26. Then as to the value of any entry in the register kept antecedent to Beng. Act VII of 1876, I think that its value is not under any circumstances very great, and its value would be particularly small in the present case in which it is sought to substitute this piece of evidence for those documents of title which ought to be, but are not, forthcoming.
27. It is well known that one of the reasons which led to the enactment of Beng. Act VII of 1876 was that the quinquennial registers kept under the old Regulation contained no legal sanction, and contained no provision which compelled persons succeeding to property by inheritance or transfer to have their names registered.. It constantly has happened in the course of my experience that the person registered as proprietor was a person, who died half a century ago; and the very fact of these registers not being kept up to date, must very much diminish the value of any entry in them as evidence of the possession of any particular person at any particular time.
28. Under the provisions of the Beng. Act VII of 1876, there are several penalties attaching to non-registration, and there is, therefore, a much stronger presumption that the person whose name appears in the register kept under this Act is the person in possession of the property. The value of an entry in this register certainly of any new entry may, therefore, be different from that of an entry in the register kept under the old Regulation. But even with respect to the Act of 1876, the only question which the Collector is entitled to enquire into is that of possession. He has no jurisdiction to deal with the question of title, which is specially reserved for the decision of the ordinary Civil Courts.

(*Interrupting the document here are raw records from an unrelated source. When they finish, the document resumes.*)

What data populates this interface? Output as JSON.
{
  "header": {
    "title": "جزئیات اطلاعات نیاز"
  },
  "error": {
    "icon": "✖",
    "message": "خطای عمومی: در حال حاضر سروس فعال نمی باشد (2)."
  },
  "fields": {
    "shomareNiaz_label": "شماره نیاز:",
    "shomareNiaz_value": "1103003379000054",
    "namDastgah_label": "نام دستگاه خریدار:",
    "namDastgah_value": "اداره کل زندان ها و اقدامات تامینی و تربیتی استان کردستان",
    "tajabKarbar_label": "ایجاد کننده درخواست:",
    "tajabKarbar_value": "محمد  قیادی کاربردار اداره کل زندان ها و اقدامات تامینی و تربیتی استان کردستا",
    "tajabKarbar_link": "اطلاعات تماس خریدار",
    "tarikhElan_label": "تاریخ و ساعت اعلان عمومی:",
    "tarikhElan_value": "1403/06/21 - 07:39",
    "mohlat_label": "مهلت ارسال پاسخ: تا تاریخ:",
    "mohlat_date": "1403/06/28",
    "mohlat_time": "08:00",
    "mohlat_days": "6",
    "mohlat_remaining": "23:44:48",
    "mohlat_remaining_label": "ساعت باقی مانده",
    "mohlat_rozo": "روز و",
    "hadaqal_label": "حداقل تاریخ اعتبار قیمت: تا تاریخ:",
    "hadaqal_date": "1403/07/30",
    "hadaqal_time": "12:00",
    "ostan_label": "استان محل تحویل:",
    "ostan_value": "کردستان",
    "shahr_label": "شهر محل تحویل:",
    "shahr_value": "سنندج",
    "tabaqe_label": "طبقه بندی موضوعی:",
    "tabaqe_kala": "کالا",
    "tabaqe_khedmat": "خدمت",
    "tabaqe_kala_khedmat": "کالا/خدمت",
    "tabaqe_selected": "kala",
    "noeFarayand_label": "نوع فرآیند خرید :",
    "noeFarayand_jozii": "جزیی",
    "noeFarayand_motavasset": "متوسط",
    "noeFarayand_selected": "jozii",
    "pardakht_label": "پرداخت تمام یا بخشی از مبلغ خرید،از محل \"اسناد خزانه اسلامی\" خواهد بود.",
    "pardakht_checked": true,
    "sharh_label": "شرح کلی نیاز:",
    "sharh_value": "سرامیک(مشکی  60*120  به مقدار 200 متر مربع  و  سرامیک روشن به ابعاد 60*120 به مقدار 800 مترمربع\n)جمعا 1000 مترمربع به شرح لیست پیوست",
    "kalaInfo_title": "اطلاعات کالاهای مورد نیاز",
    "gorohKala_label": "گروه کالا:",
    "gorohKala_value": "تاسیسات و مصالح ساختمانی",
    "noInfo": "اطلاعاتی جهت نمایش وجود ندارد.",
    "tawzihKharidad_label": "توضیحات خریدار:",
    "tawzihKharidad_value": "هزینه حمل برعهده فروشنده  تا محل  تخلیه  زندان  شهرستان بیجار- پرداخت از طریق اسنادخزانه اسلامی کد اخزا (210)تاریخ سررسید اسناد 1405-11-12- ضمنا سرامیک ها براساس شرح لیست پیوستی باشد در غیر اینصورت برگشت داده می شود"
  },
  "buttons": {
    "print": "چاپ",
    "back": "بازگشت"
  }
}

29. I think that in a case like the present, in which the plaintiff has made out a good title by the production of those documents which he might have been expected to produce, and has also given evidence of possession, the mere fact of registration, which at best is only evidence of possession cannot be taken to constitute a better title--a title, that is, which should overcome and prevail against the title proved by the plaintiff. Therefore, as regards the property numbered 412, there can be no doubt as to the correctness of the decision of the Court below.
30. Then as to the other property numbered 1333. I find that the Subordinate Judge says that it was conceded that the plaintiff's vendor was the recorded proprietor of the mahal bearing this number in the Collector's register, and this being so, he has, so far as regards registration, all the advantage that this can confer upon the defendants, while he has also proved a good title. He is, therefore, entitled to succeed as to this property also. Under these circumstances the appeal must fail, and be dismissed with costs.